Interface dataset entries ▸
■ ■ ■ ■
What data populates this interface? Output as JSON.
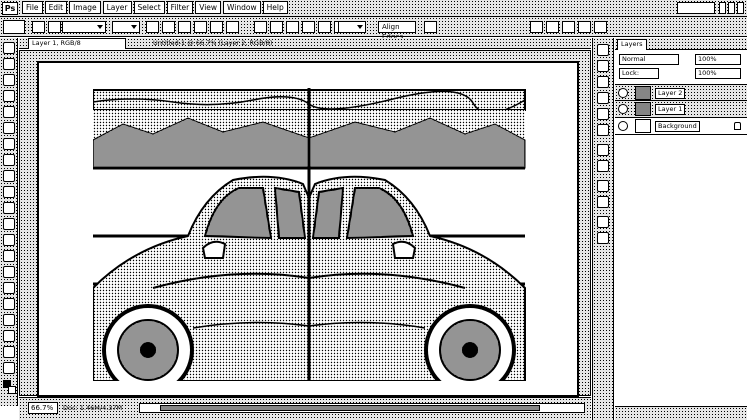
{
  "app": {
    "logo_text": "Ps",
    "menu": [
      "File",
      "Edit",
      "Image",
      "Layer",
      "Select",
      "Filter",
      "View",
      "Window",
      "Help"
    ]
  },
  "options_bar": {
    "align_edges_label": "Align Edges"
  },
  "document": {
    "tab_label": "Layer 1, RGB/8",
    "tab_info": "Untitled-1 @ 66.7% (Layer 2, RGB/8)",
    "zoom": "66.7%",
    "status_info": "Doc: 1.46M/4.37M"
  },
  "layers_panel": {
    "tab_label": "Layers",
    "blend_mode": "Normal",
    "opacity": "100%",
    "fill": "100%",
    "lock_label": "Lock:",
    "layers": [
      {
        "name": "Layer 2"
      },
      {
        "name": "Layer 1"
      },
      {
        "name": "Background"
      }
    ]
  },
  "colors": {
    "chrome": "#e6e6e6",
    "outline": "#000000",
    "canvas": "#ffffff"
  },
  "icons": [
    "move-tool-icon",
    "eye-icon",
    "lock-icon",
    "zoom-icon",
    "hand-icon"
  ]
}
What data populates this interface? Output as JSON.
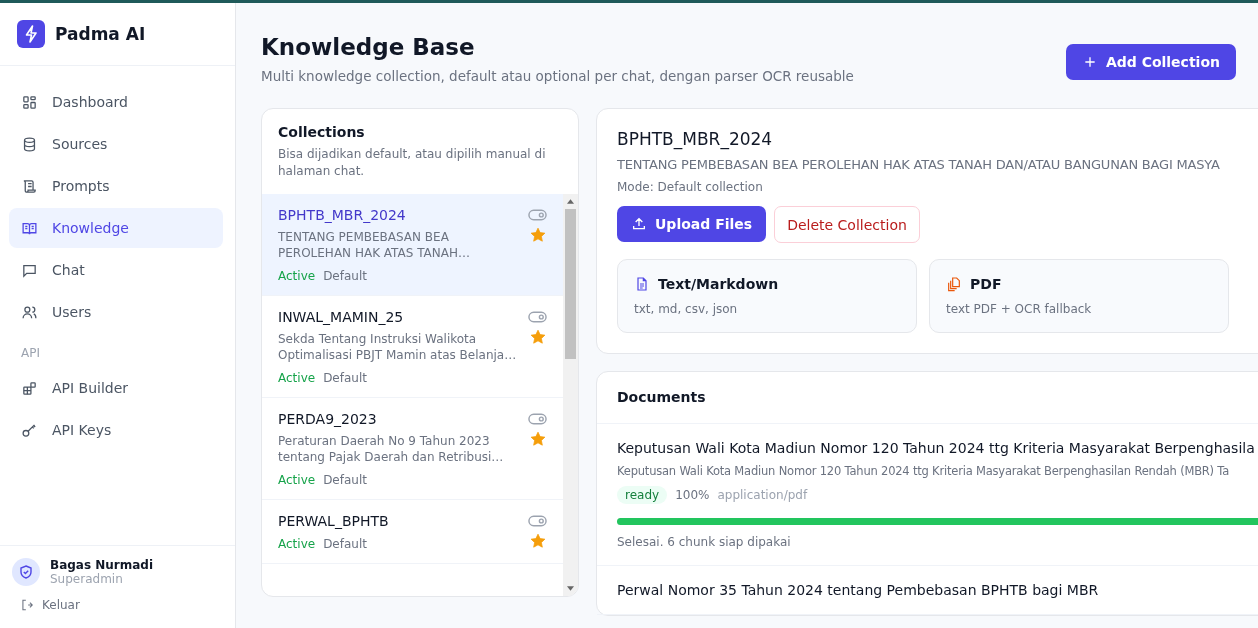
{
  "brand": {
    "name": "Padma AI"
  },
  "nav": [
    {
      "label": "Dashboard",
      "kind": "grid",
      "selected": false
    },
    {
      "label": "Sources",
      "kind": "database",
      "selected": false
    },
    {
      "label": "Prompts",
      "kind": "scroll",
      "selected": false
    },
    {
      "label": "Knowledge",
      "kind": "book",
      "selected": true
    },
    {
      "label": "Chat",
      "kind": "chat",
      "selected": false
    },
    {
      "label": "Users",
      "kind": "users",
      "selected": false
    }
  ],
  "nav_section": {
    "title": "API",
    "items": [
      {
        "label": "API Builder",
        "kind": "blocks",
        "selected": false
      },
      {
        "label": "API Keys",
        "kind": "key",
        "selected": false
      }
    ]
  },
  "user": {
    "name": "Bagas Nurmadi",
    "role": "Superadmin",
    "logout": "Keluar"
  },
  "header": {
    "title": "Knowledge Base",
    "subtitle": "Multi knowledge collection, default atau optional per chat, dengan parser OCR reusable",
    "action": "Add Collection"
  },
  "collections": {
    "title": "Collections",
    "subtitle": "Bisa dijadikan default, atau dipilih manual di halaman chat.",
    "items": [
      {
        "name": "BPHTB_MBR_2024",
        "description": "TENTANG PEMBEBASAN BEA PEROLEHAN HAK ATAS TANAH…",
        "status": "Active",
        "mode": "Default",
        "default": true,
        "selected": true
      },
      {
        "name": "INWAL_MAMIN_25",
        "description": "Sekda Tentang Instruksi Walikota Optimalisasi PBJT Mamin atas Belanja…",
        "status": "Active",
        "mode": "Default",
        "default": true,
        "selected": false
      },
      {
        "name": "PERDA9_2023",
        "description": "Peraturan Daerah No 9 Tahun 2023 tentang Pajak Daerah dan Retribusi…",
        "status": "Active",
        "mode": "Default",
        "default": true,
        "selected": false
      },
      {
        "name": "PERWAL_BPHTB",
        "status": "Active",
        "mode": "Default",
        "default": true,
        "selected": false
      }
    ]
  },
  "detail": {
    "title": "BPHTB_MBR_2024",
    "description": "TENTANG PEMBEBASAN BEA PEROLEHAN HAK ATAS TANAH DAN/ATAU BANGUNAN BAGI MASYA",
    "mode": "Mode: Default collection",
    "upload": "Upload Files",
    "delete": "Delete Collection",
    "parsers": [
      {
        "kind": "text",
        "title": "Text/Markdown",
        "formats": "txt, md, csv, json"
      },
      {
        "kind": "pdf",
        "title": "PDF",
        "formats": "text PDF + OCR fallback"
      }
    ]
  },
  "documents": {
    "title": "Documents",
    "items": [
      {
        "title": "Keputusan Wali Kota Madiun Nomor 120 Tahun 2024 ttg Kriteria Masyarakat Berpenghasila",
        "description": "Keputusan Wali Kota Madiun Nomor 120 Tahun 2024 ttg Kriteria Masyarakat Berpenghasilan Rendah (MBR) Ta",
        "status": "ready",
        "percent": "100%",
        "type": "application/pdf",
        "level": 1,
        "message": "Selesai. 6 chunk siap dipakai"
      },
      {
        "title": "Perwal Nomor 35 Tahun 2024 tentang Pembebasan BPHTB bagi MBR"
      }
    ]
  }
}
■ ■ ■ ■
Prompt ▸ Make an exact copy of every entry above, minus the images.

Output of the exercise ▸
What data populates this interface? Output as JSON.
{
  "app": {
    "logo_text": "Ps",
    "menu": [
      "File",
      "Edit",
      "Image",
      "Layer",
      "Select",
      "Filter",
      "View",
      "Window",
      "Help"
    ]
  },
  "options_bar": {
    "align_edges_label": "Align Edges"
  },
  "document": {
    "tab_label": "Layer 1, RGB/8",
    "tab_info": "Untitled-1 @ 66.7% (Layer 2, RGB/8)",
    "zoom": "66.7%",
    "status_info": "Doc: 1.46M/4.37M"
  },
  "layers_panel": {
    "tab_label": "Layers",
    "blend_mode": "Normal",
    "opacity": "100%",
    "fill": "100%",
    "lock_label": "Lock:",
    "layers": [
      {
        "name": "Layer 2"
      },
      {
        "name": "Layer 1"
      },
      {
        "name": "Background"
      }
    ]
  },
  "colors": {
    "chrome": "#e6e6e6",
    "outline": "#000000",
    "canvas": "#ffffff"
  },
  "icons": [
    "move-tool-icon",
    "eye-icon",
    "lock-icon",
    "zoom-icon",
    "hand-icon"
  ]
}
What data populates this interface? Output as JSON.
{
  "brand": {
    "name": "Padma AI"
  },
  "nav": [
    {
      "label": "Dashboard",
      "kind": "grid",
      "selected": false
    },
    {
      "label": "Sources",
      "kind": "database",
      "selected": false
    },
    {
      "label": "Prompts",
      "kind": "scroll",
      "selected": false
    },
    {
      "label": "Knowledge",
      "kind": "book",
      "selected": true
    },
    {
      "label": "Chat",
      "kind": "chat",
      "selected": false
    },
    {
      "label": "Users",
      "kind": "users",
      "selected": false
    }
  ],
  "nav_section": {
    "title": "API",
    "items": [
      {
        "label": "API Builder",
        "kind": "blocks",
        "selected": false
      },
      {
        "label": "API Keys",
        "kind": "key",
        "selected": false
      }
    ]
  },
  "user": {
    "name": "Bagas Nurmadi",
    "role": "Superadmin",
    "logout": "Keluar"
  },
  "header": {
    "title": "Knowledge Base",
    "subtitle": "Multi knowledge collection, default atau optional per chat, dengan parser OCR reusable",
    "action": "Add Collection"
  },
  "collections": {
    "title": "Collections",
    "subtitle": "Bisa dijadikan default, atau dipilih manual di halaman chat.",
    "items": [
      {
        "name": "BPHTB_MBR_2024",
        "description": "TENTANG PEMBEBASAN BEA PEROLEHAN HAK ATAS TANAH…",
        "status": "Active",
        "mode": "Default",
        "default": true,
        "selected": true
      },
      {
        "name": "INWAL_MAMIN_25",
        "description": "Sekda Tentang Instruksi Walikota Optimalisasi PBJT Mamin atas Belanja…",
        "status": "Active",
        "mode": "Default",
        "default": true,
        "selected": false
      },
      {
        "name": "PERDA9_2023",
        "description": "Peraturan Daerah No 9 Tahun 2023 tentang Pajak Daerah dan Retribusi…",
        "status": "Active",
        "mode": "Default",
        "default": true,
        "selected": false
      },
      {
        "name": "PERWAL_BPHTB",
        "status": "Active",
        "mode": "Default",
        "default": true,
        "selected": false
      }
    ]
  },
  "detail": {
    "title": "BPHTB_MBR_2024",
    "description": "TENTANG PEMBEBASAN BEA PEROLEHAN HAK ATAS TANAH DAN/ATAU BANGUNAN BAGI MASYA",
    "mode": "Mode: Default collection",
    "upload": "Upload Files",
    "delete": "Delete Collection",
    "parsers": [
      {
        "kind": "text",
        "title": "Text/Markdown",
        "formats": "txt, md, csv, json"
      },
      {
        "kind": "pdf",
        "title": "PDF",
        "formats": "text PDF + OCR fallback"
      }
    ]
  },
  "documents": {
    "title": "Documents",
    "items": [
      {
        "title": "Keputusan Wali Kota Madiun Nomor 120 Tahun 2024 ttg Kriteria Masyarakat Berpenghasila",
        "description": "Keputusan Wali Kota Madiun Nomor 120 Tahun 2024 ttg Kriteria Masyarakat Berpenghasilan Rendah (MBR) Ta",
        "status": "ready",
        "percent": "100%",
        "type": "application/pdf",
        "level": 1,
        "message": "Selesai. 6 chunk siap dipakai"
      },
      {
        "title": "Perwal Nomor 35 Tahun 2024 tentang Pembebasan BPHTB bagi MBR"
      }
    ]
  }
}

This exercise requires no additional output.